The month before Apple revealed its “intelligent assistant,” Siri, Amazon was quietly buying out a company whose software performs voice-to-text actions like transcribing voicemails, whatever those are. In fact, its only user-facing product did just that, and its users received notice last month that the service would soon be discontinued.
CLT Blog, a local news source in Yap’s hometown, Charlotte, noted the change and discovered an SEC filing that, while it didn’t spell much out explicitly, did show that the merger documents were on file here in Seattle, in South Lake Union, in a building owned by Amazon.
The company was apparently doing well and the Yap Voicemail app was most likely the tip of the iceberg, an application of more important IP under development since 2006. They received a $6.5 million Series A round in 2008, led by SunBridge Partners there in Charlotte, but no reports exist at the moment that can accurately place the value of the company.
With a few million in R&D funds, they certainly were doing more than squashing bugs in their transcription app. Improving the underlying voice-recognition engine and perhaps expanding its natural language capabilities would be a better use of the funds. But why would Amazon pick them up now?

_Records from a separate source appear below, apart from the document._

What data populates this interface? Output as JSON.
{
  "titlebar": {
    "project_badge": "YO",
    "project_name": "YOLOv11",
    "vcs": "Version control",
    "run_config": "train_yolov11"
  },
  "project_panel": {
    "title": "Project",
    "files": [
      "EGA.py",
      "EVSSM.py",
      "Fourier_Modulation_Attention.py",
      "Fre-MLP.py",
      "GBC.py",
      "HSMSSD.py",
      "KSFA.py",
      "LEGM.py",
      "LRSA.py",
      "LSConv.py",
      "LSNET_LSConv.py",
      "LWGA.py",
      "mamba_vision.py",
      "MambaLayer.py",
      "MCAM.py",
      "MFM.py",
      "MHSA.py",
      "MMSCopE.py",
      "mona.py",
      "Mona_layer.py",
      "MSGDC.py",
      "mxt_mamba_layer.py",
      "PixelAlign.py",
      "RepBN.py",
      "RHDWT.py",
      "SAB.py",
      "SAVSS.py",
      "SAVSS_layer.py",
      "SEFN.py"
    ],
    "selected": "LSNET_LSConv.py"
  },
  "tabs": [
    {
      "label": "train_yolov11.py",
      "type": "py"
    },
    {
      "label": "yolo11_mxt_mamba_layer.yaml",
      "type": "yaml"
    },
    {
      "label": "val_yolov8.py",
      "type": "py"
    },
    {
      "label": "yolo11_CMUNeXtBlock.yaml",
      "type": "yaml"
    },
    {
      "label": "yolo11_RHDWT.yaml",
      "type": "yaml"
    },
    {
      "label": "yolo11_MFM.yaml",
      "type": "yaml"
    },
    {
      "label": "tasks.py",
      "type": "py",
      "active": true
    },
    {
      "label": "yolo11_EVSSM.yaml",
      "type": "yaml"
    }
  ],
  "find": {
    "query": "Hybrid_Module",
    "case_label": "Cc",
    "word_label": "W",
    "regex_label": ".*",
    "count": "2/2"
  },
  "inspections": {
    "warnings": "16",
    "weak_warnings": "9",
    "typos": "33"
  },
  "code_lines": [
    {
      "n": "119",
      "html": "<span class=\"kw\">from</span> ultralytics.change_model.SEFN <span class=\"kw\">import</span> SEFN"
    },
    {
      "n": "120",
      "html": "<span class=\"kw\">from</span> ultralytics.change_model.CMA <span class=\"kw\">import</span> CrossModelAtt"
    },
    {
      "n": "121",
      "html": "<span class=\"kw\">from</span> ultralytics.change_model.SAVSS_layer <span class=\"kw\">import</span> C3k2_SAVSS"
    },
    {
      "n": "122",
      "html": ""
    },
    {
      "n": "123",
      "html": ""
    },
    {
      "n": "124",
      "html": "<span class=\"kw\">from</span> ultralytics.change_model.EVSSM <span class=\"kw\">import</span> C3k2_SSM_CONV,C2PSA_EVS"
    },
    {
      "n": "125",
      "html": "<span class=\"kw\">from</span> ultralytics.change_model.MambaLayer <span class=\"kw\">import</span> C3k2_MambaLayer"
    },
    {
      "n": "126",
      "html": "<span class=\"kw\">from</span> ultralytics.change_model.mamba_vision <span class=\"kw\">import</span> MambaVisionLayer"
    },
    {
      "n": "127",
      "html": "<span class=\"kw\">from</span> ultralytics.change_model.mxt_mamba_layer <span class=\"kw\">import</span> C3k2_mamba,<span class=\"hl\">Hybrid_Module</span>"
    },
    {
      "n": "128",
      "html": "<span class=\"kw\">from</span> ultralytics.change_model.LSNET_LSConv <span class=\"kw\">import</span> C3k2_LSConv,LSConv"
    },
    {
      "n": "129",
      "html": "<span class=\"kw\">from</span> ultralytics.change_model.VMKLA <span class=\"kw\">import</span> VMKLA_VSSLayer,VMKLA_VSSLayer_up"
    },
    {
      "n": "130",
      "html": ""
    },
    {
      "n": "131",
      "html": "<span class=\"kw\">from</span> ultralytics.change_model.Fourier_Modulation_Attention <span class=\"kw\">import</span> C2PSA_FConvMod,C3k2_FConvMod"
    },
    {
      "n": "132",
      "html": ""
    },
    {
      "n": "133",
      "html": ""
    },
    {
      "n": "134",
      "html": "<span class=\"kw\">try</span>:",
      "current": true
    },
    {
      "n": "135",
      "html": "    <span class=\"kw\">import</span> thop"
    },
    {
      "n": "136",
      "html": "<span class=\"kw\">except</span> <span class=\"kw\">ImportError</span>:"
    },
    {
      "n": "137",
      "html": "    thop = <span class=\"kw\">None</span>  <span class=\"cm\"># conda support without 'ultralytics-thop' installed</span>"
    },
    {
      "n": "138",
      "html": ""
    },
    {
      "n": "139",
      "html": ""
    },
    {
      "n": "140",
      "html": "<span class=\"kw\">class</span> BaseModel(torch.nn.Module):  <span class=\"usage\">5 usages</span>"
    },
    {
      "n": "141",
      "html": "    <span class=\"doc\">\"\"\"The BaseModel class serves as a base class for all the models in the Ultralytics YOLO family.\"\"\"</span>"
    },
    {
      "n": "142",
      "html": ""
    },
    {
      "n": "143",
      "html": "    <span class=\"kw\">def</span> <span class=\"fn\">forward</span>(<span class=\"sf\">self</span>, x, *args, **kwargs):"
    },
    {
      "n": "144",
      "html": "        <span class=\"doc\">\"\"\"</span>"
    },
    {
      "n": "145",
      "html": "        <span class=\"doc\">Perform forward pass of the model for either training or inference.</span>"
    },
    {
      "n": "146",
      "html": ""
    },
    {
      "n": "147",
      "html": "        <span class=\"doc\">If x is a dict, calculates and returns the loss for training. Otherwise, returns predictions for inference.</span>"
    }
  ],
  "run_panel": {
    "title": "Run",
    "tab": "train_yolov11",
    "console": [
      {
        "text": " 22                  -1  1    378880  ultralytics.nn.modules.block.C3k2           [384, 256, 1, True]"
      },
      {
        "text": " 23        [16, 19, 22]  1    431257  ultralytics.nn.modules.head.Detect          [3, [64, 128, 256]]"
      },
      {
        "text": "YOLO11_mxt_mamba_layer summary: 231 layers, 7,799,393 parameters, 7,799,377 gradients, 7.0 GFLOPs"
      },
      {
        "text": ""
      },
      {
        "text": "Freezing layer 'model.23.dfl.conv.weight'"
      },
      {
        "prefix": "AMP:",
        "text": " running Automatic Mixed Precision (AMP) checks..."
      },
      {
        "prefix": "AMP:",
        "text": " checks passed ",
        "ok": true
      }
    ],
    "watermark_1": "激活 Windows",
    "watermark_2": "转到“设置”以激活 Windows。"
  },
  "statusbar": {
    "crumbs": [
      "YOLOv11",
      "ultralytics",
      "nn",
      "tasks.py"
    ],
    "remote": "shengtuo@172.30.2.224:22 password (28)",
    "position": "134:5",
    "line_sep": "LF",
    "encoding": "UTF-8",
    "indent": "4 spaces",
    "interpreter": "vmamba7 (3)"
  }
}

Because now Amazon is in the home. Where previously you interacted with Amazon through a PC interface, browser or otherwise, or at most an on-Kindle store, now you have the Fire, which sports a rich interface and media-consumption focus. What would be more natural than talking to your tablet? How about virtual shopping assistant?
Unfortunately, the Fire doesn’t actually have a microphone. Every phone running the Kindle app does, however, and it’s possible we’ll see a precursor to the full voice functionality in that ecosystem. We’ll follow up with the financial details as soon as they’re available. You can read the SEC filing here (PDF).